The respondents were required to re-bid the job and inform all bidders that the project would be redesigned. Rather than do this, they privately negotiated with Weyher Brothers Company (Weyher), executed a contract on January 14, 1991, with Weyher, and then notified the other bidders that Weyher had been awarded the construction project. The Council protested the respondents' actions by telephone calls and letters. Because these protests were unsuccessful, a petition for a writ of mandamus was filed on February 11, 1991, seeking to force respondents to re-bid the project.
Strong circumstances must exist to sustain a defense of laches when the statute of limitations has not run, Lanigir v. Arden, 82 Nev. 28, 409 P.2d 891 (1966); and I do not find compelling facts to deny the Council its requested relief. The Council acted in approximately three weeks after receiving formal notification.
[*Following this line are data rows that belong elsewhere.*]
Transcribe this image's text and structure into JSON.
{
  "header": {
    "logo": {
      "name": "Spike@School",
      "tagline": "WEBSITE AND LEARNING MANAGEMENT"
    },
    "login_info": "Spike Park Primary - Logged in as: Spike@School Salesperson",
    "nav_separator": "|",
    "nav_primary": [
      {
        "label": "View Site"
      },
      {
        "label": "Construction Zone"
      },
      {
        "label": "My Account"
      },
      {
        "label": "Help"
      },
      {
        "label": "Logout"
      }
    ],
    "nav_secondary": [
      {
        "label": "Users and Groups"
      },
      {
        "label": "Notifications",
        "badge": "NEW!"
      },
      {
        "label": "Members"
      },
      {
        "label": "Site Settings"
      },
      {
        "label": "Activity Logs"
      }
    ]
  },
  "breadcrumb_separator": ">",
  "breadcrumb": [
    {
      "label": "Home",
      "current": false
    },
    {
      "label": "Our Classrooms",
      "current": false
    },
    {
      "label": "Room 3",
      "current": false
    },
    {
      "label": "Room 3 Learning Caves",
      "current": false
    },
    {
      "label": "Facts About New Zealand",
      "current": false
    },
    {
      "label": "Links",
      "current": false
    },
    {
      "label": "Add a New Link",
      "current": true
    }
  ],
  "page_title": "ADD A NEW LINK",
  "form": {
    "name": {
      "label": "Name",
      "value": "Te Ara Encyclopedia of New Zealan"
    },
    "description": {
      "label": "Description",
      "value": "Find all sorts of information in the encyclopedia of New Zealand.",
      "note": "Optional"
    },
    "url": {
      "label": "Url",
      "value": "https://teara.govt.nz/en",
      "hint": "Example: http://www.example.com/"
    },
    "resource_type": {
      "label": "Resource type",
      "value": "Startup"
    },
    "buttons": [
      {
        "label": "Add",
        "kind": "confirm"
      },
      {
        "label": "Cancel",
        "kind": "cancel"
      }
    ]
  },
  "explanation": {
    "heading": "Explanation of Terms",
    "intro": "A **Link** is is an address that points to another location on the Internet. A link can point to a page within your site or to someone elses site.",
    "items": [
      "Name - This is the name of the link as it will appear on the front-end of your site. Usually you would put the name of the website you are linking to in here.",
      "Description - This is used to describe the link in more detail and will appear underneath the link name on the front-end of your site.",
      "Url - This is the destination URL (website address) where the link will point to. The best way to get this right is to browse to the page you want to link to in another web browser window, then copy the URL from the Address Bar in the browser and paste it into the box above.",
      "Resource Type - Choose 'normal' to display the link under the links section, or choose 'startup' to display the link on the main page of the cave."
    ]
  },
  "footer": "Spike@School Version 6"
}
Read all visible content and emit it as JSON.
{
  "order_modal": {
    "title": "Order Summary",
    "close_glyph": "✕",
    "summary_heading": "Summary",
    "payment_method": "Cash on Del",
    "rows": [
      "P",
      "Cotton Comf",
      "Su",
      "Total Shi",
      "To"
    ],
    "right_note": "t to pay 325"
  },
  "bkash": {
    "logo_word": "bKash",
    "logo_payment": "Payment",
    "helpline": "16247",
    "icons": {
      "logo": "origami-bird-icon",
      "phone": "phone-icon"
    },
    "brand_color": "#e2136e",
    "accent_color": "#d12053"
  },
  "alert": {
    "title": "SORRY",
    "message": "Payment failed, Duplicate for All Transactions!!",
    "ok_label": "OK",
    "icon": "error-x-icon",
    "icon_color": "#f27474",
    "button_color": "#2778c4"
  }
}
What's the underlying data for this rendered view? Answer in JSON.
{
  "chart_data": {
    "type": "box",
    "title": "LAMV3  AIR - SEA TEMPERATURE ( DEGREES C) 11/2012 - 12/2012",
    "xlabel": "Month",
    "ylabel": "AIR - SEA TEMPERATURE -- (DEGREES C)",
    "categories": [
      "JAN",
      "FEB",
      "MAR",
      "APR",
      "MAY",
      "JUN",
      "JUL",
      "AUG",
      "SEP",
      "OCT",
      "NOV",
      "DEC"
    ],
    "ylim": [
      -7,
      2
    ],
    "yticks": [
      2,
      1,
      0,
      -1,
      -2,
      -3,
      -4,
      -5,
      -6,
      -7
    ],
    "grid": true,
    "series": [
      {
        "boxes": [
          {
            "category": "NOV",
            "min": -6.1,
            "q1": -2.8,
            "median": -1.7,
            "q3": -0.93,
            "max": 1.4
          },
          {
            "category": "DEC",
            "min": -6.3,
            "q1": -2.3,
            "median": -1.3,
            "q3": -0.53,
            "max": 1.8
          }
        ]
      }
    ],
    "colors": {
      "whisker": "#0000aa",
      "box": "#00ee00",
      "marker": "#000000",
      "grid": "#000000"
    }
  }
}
This is not an unreasonable period of time, especially when we consider that the Council initially tried to get relief without court action.
Laches is an equitable doctrine, and a party who requests equity must do equity. Overhead Door Co. v. Overhead Door Corp., 103 Nev. 126, 127, 734 P.2d 1233, 1235 (1987). The respondents violated the law by not re-bidding the project. They then surreptitiously began negotiating with one bidder, but informed the others that the project would be re-bid. When the project contract was formally signed, Weyher was ready immediately to begin work. The situation where time was very critical was created by respondents. By their conduct, the respondents have shown that they are not entitled to equitable relief.
For the reasons stated, I would not have found that the Council's petition was barred by laches. Because the building project has now been completed, giving the Council relief at this time is problematic; however, in light of the majority's adjudication that the Public Works Board acted improperly in failing to abide by NRS 341.145, I would remand to the trial court to give the appellants the opportunity to assert any legal claims that they might have against the Board or the University of Nevada, as they were entitled to relief when this matter was heard by the district court.